The fourth attachment style is the rarest, but very relevant to toxic relationships, as many individuals who end up in toxic relationships come from difficult family dynamic backgrounds. If you grew up in an environment where you were scared a lot of the time and there were not many supportive adult figures to look after you, you may have developed a more disorganised attachment style or adaptation as a child. As an adult, you may be really frightened in a relationship ending up either clinging on to your partner or openly rejecting them. Your relationships may feel like they are exhausting and hard work most of the time.
The chances are that a relationship becomes toxic if both partners have grown in family environments where there was a lot of anxiety and fear due to, for example, abuse of any kind and these relationship models are replayed unconsciously in adult relationships.
When you prepare for a relationship, get to know who you really are and what kind of experiences have affected your views on relationships, it is more likely that you will attract someone who is compatible with you.
Reflection points for preparing to be in a new relationship:
1.Assess: How are you finding it being single?
- Not bothered either way?
- Stressed and worried that you will never be able to find someone who would accept you?
- Something in-between the two above?
- Scared that if you meet someone and you will repeat an old relationship pattern?
It is important to understand your “why” for having a relationship. If it is, for example, because you cannot bear the thought of being on your own; you feel unfilled as a person until you are in a relationship. Or you feel content with being who you are, but you would like a partner to share your life with.
In the former case, this may not be the best time for looking for a relationship as you may attract the wrong kind of energy and find someone who is looking for a co-dependent relationship and a person who is willing to give up their all to be in a relationship. In the latter case, it sounds like you are getting ready to be in a relationship. These are just two examples and you may be in a very different situation.

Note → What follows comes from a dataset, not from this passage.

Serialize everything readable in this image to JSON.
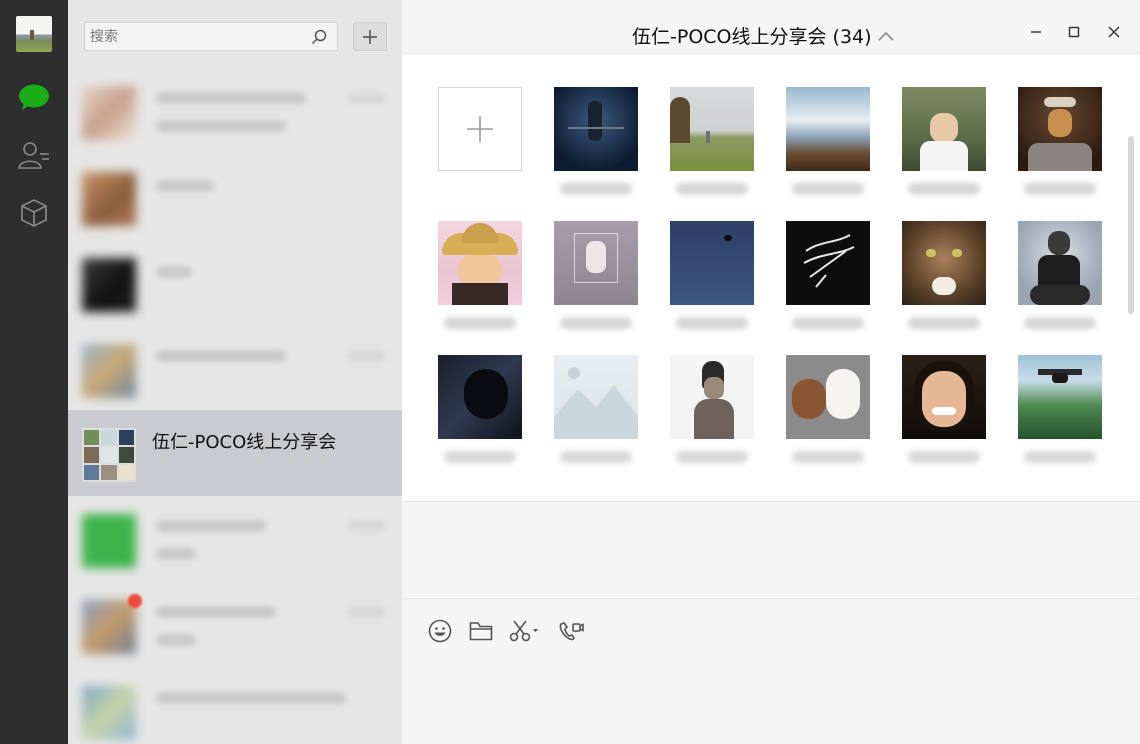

2. Reflect on how your relationship with parents or other early caregivers have impacted your choice of partners in the past and what you are looking for in the future.

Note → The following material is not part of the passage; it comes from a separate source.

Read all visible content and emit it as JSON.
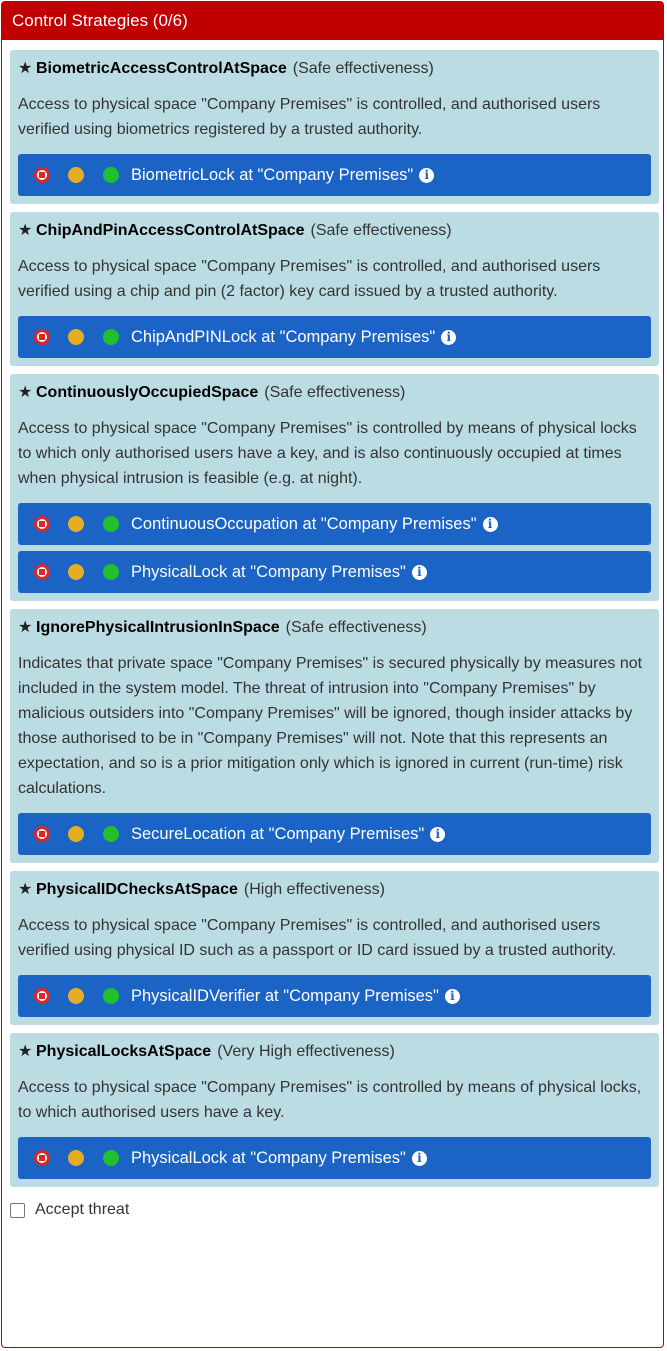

- What type of dynamic are you attracted to?
- What type of dynamic with a partner would be supportive for you and bring the life you would like to have?
3. Assess your emotional needs in a relationship
- How would you like your partner to respond to you emotionally?
4. Focus on yourself
- Become aware of your feelings, physical experiences, and your needs
Tip. For example, regular meditation and daily reflection on what your needs helps you to know the real you.
5. Ask yourself: How am I looking after myself (emotionally & physically) and how comfortable are you about being you?
6. Reflect on your style of relating with a romantic partner.
- What are you like in a relationship? (Think about what kind of attachment adaptations you hold with a same-sex parent and an opposite sex parent)
7. Assess your dating mindset: Your mindset and beliefs about dating and yourself may stop you from attracting the right kind of energy and person into your world. I have written this list of 7 Dating Mindsets to understand when you are looking for love that you may find helpful to consider and reflect on when preparing for a new relationship. You can find it in the Resource Library.
If you feel that you are carrying a lot of extra emotional baggage from previous relationships or struggle to let go of a previous relationship, it might be helpful to address these in therapy and support for yourself before embarking on new relationships.
*The case of Liliana does not refer to any actual either past or present clients but is a collection of stories I have heard over the years.
Heller & Levine (2012). Attached: The New Science of Adult Attachment and How it Can Help You Find – and Keep – Love